Resourceful fundraisers fuel Rotary's US$200 Million Challenge
Past District Governor Jeff Coup and Eric McDowell, both members of the Rotary Club of Milton, Pennsylvania, USA, join Rotary Pedals Out Polio riders at a stop in Milton to receive a contribution for the polio eradication campaign. Photo courtesy of the Rotary Club of Milton
Rotarians have raised US$185 million for Rotary's US$200 Million Challenge to help underwrite the cost of ending polio around the world. Although the challenge runs through 30 June, it is vital that fundraising efforts continue until the disease is finished.

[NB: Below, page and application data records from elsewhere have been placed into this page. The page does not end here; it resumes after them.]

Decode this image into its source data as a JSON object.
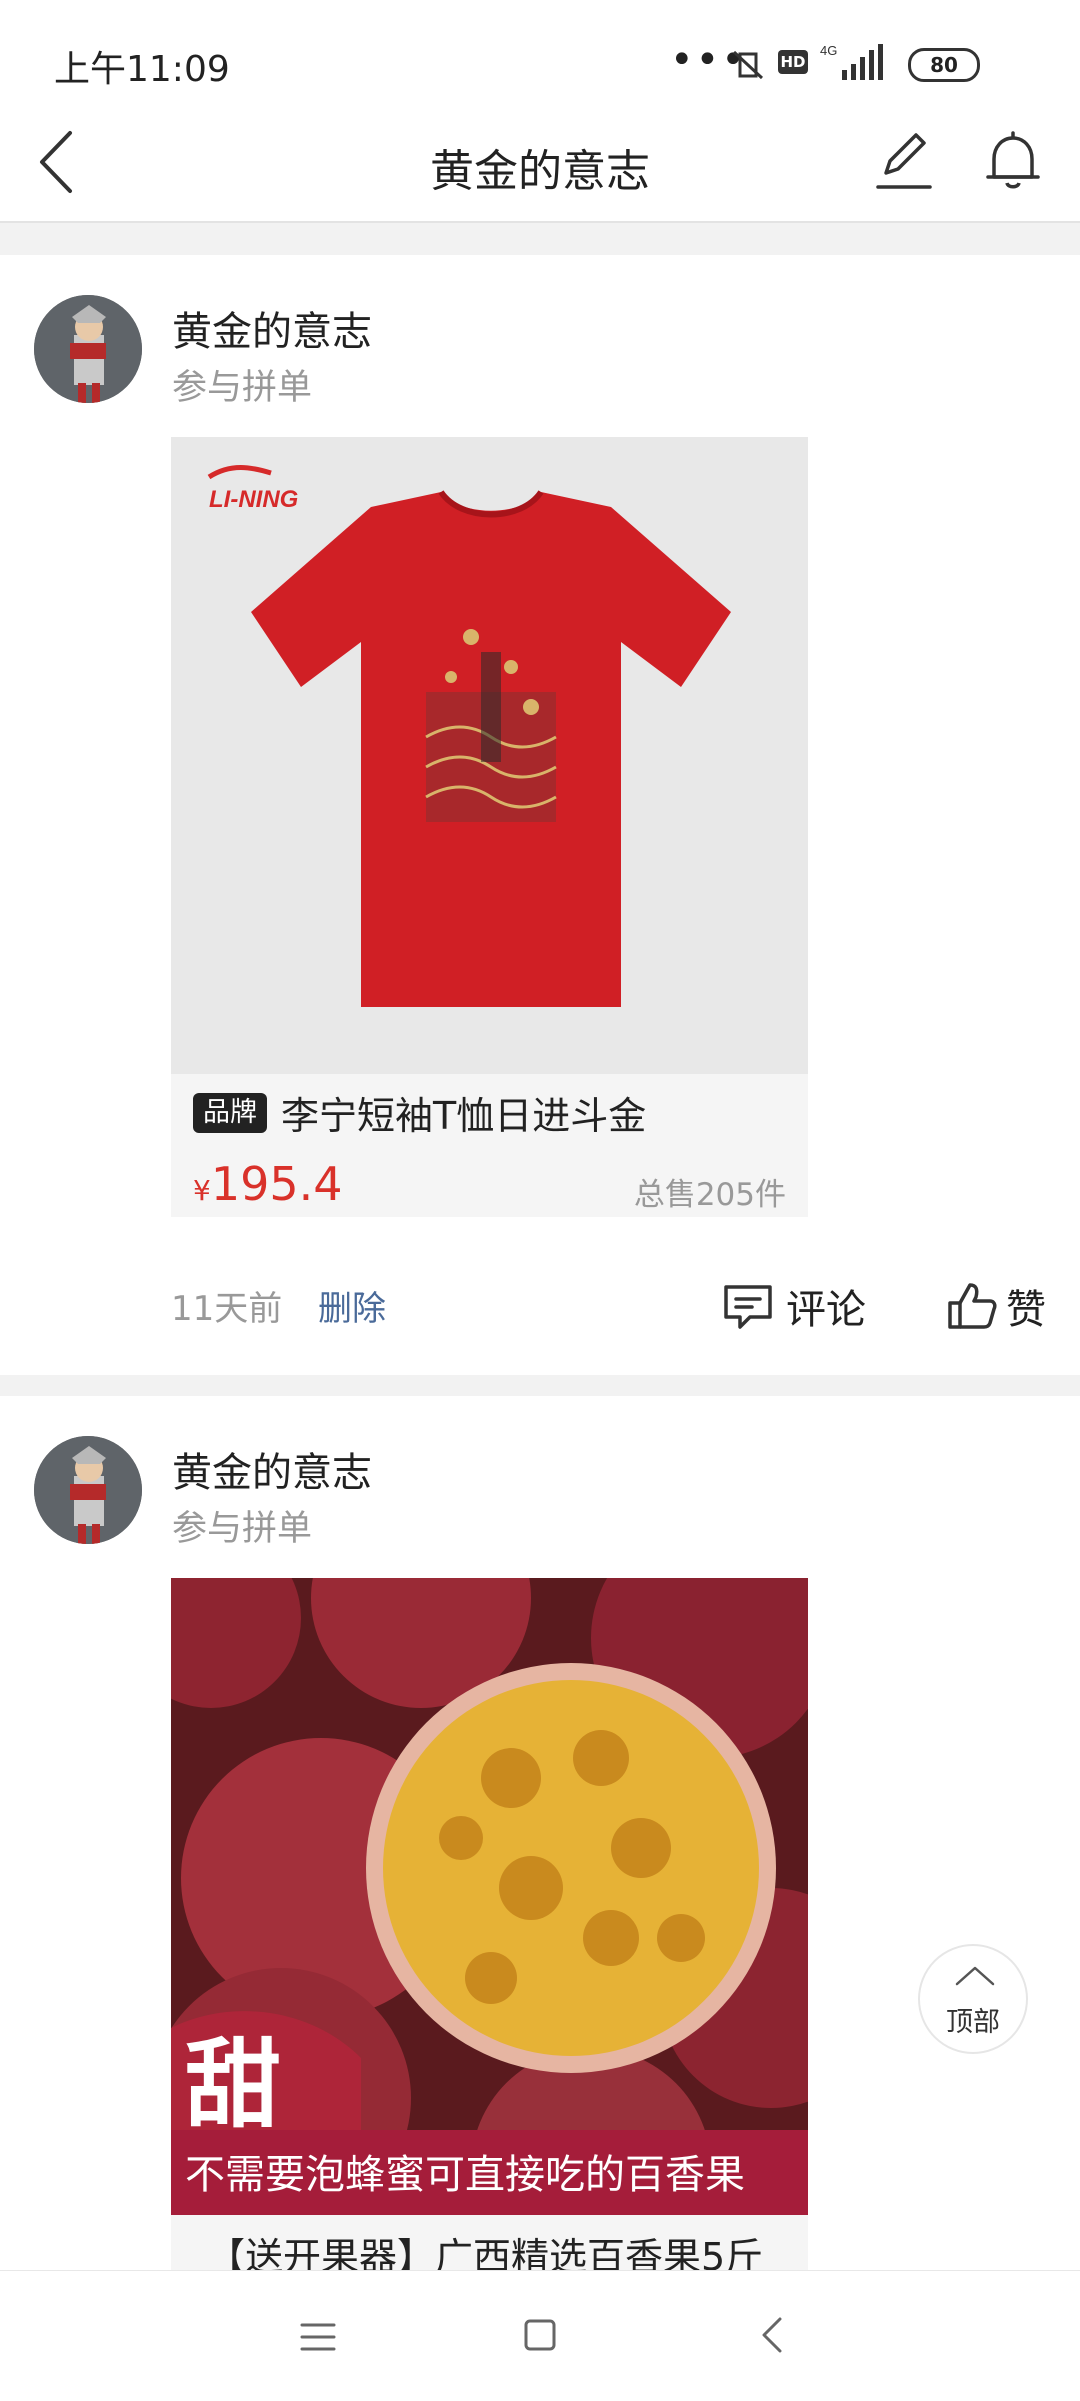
{
  "status_bar": {
    "time": "上午11:09",
    "dots": "•••",
    "hd": "HD",
    "network": "4G",
    "battery": "80"
  },
  "nav": {
    "title": "黄金的意志"
  },
  "posts": [
    {
      "username": "黄金的意志",
      "subtitle": "参与拼单",
      "brand_tag": "品牌",
      "item_title": "李宁短袖T恤日进斗金",
      "price_currency": "¥",
      "price": "195.4",
      "sold": "总售205件",
      "image_logo": "LI-NING",
      "time": "11天前",
      "delete_label": "删除",
      "comment_label": "评论",
      "like_label": "赞"
    },
    {
      "username": "黄金的意志",
      "subtitle": "参与拼单",
      "image_big_text": "甜",
      "image_banner": "不需要泡蜂蜜可直接吃的百香果",
      "item_title": "【送开果器】广西精选百香果5斤"
    }
  ],
  "top_button": {
    "label": "顶部"
  },
  "colors": {
    "price_red": "#d9312a",
    "link_blue": "#4a6a99",
    "shirt_red": "#d01f25"
  }
}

Many clubs are enlisting the support of their communities. Rotarians in Australia and New Zealand, in cooperation with 20th Century Fox, held a benefit screening of the movie Conviction at 36 theaters in February, netting $54,000 for Rotary’s challenge. A fashion show sponsored by the Rotary Club of Fremont Warm Springs Sunrise, California, USA, garnered more than $52,000 in March. And in a weeklong project organized by the Rotary Club of Pondicherry-Cosmos, Pondicherry, India, 3,000 students at Petit Seminaire Higher Secondary School raised $25,000.
Walking in Tanzania to end polio
More than 320 Rotarians and friends of Rotary walked through Moshi, Kilimanjaro, Tanzania, in June, raising about $38,000 and boosting awareness of the disease. A marching band, polio surviors, and Rotarians wearing red End Polio Now T-shirts led the walk, organized by the Rotary Club of Moshi and several others.
Reginald Mengi, founder and executive chair of IPP Group, one of the largest conglomerates in East Africa, called on businesses to help eradicate polio. Leading by example, Mengi contributed $32,000 to the event.
"This is called corporate social responsibility," he said. "You must give back to the community."
Both Mengi and Stephen Mwanje, 2010-11 governor of District 9200, encouraged parents to have their children immunized against polio.
"We must be aware and take all measures, since the disease can spread here within a short period of time," Mwanje said.
Rotarians ride in Pennsylvania
District 7370 (Pennsylvania, USA) sponsored a four-day, 330-mile bicycle tour of all 34 of its communities. Rotarians and friends donated at least $25 each to ride in the June event, called Rotary Pedals Out Polio.
"Most people made donations online, as 'virtual' riders," said Past District Governor Jeff Coup, who came up with the idea for the tour and has served as the district's PolioPlus subcommittee chair since the program began in 1985. "We also had radio and a lot of newspaper coverage all through the district. Some clubs arranged for police escorts for us as we entered or left town. One arranged a PolioPlus billboard on our route."
The fundraiser netted more than $21,000 for Rotary's challenge. Key to its success, said Coup, was "a great district committee that did the publicity, did a website with all the information, processed all the donations," and handled other tasks. "The event really reawakened awareness of the polio eradication cause in our district among Rotarians and the general public."
Plan for World Polio Day
It’s not too early to plan for World Polio Day, 24 October, an excellent opportunity for your club and district to support the global effort to eradicate the disease.
Here are a few ideas to get you started:
For more examples of polio eradication fundraisers and other news about Rotary's US$200 Million Challenge, subscribe to the End Polio Now newsletter.